* [Exercise prompt] Return all lines in the data where the string "Business" can be found.

* [Dataset content]
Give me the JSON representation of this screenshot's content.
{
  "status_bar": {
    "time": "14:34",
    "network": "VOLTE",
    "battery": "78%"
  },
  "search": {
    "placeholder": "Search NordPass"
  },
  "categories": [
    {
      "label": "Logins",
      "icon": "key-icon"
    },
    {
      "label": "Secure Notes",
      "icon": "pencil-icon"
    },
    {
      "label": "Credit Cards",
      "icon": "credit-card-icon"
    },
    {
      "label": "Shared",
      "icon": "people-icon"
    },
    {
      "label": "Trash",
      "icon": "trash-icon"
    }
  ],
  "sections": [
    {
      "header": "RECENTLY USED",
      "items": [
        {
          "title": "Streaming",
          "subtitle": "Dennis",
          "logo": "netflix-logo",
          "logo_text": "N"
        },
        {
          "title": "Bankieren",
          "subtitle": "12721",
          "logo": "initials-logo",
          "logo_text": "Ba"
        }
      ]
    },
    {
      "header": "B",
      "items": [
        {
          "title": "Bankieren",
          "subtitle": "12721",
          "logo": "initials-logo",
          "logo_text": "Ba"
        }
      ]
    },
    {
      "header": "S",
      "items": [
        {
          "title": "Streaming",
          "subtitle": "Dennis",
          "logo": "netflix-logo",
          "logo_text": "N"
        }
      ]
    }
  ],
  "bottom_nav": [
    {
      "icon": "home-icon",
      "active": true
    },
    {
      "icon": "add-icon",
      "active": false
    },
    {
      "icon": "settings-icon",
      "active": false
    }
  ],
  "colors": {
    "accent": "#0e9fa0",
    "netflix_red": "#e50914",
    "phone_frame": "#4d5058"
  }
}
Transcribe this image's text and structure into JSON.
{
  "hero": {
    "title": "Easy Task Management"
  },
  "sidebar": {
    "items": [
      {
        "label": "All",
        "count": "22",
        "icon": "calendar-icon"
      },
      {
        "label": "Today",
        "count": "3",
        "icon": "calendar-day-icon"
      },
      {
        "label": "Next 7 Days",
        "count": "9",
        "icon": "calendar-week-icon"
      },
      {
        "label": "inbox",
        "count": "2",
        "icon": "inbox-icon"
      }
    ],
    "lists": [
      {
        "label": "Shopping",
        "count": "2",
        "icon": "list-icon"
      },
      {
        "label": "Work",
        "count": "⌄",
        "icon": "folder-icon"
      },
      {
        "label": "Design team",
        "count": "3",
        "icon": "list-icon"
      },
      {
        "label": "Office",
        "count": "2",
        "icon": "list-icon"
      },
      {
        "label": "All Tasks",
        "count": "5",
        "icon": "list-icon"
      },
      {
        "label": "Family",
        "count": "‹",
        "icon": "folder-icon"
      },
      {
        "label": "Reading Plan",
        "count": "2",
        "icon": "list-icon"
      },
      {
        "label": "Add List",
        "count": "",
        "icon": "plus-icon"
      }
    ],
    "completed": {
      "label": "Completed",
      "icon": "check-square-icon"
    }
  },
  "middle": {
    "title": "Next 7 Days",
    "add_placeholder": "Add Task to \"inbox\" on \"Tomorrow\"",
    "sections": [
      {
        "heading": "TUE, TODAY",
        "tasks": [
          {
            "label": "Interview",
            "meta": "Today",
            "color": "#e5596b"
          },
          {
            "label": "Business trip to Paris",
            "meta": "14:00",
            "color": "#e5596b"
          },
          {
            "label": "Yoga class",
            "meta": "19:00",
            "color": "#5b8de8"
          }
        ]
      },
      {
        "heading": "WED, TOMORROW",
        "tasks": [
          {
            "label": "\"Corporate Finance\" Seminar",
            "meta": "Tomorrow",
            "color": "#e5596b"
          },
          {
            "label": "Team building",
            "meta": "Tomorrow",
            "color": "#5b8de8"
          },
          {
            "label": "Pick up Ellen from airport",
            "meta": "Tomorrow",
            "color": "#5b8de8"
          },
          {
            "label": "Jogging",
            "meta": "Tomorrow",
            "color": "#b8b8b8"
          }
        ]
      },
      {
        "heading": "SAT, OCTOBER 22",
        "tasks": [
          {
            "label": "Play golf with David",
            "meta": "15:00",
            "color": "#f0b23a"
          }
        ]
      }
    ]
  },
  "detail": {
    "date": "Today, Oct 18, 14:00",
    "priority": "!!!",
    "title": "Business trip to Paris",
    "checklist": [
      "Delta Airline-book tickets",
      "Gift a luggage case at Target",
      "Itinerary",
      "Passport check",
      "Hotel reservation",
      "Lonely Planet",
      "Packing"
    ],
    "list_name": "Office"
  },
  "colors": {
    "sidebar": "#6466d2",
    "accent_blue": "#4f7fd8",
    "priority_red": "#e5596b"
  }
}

* [Result for this exercise]
            "label": "Business trip to Paris",
    "title": "Business trip to Paris",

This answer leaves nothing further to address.